→ **Exercise**:
Where a line of the entries below includes the string "content", count it. Give only the resulting number.

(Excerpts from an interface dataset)
-------
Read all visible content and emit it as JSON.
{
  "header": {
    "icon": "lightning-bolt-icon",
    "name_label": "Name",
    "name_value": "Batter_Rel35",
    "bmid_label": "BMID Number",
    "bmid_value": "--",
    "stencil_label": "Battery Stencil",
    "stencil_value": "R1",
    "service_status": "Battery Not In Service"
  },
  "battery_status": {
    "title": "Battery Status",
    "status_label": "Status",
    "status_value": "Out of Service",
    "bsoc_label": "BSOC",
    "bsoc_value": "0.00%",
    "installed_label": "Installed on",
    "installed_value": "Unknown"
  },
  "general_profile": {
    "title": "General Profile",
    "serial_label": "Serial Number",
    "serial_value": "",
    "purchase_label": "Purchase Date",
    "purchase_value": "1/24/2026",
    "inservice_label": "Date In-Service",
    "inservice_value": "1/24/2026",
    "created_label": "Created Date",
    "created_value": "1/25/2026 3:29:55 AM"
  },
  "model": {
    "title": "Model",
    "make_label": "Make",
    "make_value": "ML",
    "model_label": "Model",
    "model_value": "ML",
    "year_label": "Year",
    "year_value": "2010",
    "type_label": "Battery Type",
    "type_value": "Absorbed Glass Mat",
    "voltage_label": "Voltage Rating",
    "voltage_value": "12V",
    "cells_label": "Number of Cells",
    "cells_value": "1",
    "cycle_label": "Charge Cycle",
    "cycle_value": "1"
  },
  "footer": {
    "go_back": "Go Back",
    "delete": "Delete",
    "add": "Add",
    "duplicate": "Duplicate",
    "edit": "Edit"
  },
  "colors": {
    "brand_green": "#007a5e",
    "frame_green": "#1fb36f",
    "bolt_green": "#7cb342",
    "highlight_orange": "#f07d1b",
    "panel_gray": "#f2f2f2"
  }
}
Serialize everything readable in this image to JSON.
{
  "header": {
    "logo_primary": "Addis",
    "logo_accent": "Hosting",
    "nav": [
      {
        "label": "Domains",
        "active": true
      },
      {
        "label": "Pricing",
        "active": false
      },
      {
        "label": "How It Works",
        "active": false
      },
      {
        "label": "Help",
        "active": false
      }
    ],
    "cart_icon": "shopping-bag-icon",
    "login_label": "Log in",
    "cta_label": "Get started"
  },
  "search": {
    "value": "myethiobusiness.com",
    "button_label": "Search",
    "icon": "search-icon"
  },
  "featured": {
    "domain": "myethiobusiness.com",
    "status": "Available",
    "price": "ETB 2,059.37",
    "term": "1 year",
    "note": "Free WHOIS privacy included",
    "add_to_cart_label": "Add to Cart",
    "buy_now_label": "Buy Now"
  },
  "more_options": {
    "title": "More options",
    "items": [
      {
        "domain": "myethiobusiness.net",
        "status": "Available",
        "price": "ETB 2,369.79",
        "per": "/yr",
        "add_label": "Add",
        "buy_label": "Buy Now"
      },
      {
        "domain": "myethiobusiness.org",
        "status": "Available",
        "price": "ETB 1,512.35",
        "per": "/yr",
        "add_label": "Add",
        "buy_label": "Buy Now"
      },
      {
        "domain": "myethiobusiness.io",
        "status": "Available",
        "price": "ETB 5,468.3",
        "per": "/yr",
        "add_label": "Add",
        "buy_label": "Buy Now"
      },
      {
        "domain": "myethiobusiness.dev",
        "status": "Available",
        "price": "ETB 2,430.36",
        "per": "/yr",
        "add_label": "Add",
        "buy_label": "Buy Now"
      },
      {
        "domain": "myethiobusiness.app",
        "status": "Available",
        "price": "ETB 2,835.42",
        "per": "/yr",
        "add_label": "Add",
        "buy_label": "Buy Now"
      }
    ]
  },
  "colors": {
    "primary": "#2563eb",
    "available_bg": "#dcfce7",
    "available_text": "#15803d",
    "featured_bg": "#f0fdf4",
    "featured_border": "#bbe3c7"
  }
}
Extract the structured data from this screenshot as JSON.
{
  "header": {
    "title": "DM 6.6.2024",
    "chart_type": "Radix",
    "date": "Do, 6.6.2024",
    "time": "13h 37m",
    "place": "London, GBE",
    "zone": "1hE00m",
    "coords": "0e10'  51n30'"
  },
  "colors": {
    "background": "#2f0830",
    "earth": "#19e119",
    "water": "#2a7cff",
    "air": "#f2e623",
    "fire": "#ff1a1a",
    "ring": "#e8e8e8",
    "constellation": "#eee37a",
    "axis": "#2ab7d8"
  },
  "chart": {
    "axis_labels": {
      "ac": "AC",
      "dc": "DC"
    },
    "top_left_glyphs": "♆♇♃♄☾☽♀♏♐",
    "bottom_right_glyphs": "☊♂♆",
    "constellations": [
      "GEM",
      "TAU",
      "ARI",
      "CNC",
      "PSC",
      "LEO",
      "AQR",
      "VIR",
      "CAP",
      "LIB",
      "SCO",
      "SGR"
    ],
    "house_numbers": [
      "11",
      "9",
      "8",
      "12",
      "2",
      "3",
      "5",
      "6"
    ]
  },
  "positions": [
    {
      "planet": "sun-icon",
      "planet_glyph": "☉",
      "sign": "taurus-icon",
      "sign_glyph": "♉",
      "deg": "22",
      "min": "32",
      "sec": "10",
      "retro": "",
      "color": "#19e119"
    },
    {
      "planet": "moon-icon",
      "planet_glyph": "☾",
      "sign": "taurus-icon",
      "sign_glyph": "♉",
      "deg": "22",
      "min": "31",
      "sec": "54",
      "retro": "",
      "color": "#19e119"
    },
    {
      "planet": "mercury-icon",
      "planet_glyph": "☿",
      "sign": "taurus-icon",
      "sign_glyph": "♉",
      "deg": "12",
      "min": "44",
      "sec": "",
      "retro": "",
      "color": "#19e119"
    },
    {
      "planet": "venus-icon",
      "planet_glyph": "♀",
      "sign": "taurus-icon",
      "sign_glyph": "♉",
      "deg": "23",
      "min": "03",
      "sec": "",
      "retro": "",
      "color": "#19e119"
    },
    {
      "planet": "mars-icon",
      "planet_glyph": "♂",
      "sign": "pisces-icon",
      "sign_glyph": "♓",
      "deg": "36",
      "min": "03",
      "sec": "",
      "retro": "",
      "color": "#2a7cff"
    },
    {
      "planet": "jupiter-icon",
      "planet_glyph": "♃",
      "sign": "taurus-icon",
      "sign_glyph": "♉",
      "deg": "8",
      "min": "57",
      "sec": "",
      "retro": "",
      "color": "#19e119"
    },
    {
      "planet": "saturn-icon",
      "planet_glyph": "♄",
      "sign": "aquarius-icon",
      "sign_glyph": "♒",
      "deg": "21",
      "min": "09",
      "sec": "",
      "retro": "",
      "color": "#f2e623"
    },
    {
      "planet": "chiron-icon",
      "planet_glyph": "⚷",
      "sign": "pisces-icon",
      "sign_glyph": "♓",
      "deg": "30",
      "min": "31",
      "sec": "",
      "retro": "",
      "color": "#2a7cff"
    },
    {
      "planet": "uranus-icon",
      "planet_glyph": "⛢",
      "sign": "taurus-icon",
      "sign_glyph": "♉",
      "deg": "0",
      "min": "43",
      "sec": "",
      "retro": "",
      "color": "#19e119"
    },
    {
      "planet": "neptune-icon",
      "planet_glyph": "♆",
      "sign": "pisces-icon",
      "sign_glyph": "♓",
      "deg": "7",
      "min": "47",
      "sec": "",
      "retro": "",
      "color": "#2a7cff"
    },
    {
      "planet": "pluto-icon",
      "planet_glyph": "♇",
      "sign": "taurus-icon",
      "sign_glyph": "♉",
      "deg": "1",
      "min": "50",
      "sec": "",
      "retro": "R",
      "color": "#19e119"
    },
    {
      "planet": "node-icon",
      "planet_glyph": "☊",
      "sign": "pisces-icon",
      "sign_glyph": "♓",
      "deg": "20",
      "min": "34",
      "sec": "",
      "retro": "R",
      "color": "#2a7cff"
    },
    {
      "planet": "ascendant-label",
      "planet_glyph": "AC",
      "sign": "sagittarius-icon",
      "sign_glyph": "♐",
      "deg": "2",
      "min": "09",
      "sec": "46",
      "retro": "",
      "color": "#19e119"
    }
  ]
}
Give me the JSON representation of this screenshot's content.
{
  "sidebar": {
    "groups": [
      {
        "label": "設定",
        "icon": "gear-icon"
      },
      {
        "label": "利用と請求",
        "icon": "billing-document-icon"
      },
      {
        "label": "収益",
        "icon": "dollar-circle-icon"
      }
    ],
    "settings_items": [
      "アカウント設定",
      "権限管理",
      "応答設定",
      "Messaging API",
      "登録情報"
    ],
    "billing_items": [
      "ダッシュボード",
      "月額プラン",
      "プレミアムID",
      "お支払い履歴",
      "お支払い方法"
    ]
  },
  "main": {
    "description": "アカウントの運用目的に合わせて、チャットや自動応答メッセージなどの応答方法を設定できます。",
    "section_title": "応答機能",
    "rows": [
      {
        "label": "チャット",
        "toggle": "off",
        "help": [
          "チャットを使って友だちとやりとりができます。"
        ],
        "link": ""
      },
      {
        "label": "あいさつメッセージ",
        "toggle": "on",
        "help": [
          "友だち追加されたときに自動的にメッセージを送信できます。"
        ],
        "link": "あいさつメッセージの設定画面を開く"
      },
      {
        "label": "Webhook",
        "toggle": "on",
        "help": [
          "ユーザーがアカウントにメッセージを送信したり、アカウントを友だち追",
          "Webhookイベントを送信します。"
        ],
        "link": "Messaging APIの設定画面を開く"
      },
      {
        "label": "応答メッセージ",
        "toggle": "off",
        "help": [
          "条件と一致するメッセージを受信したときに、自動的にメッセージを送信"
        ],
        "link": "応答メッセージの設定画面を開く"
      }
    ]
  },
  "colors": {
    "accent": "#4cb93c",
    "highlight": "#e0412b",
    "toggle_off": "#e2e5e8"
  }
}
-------
→ **Task result**:
2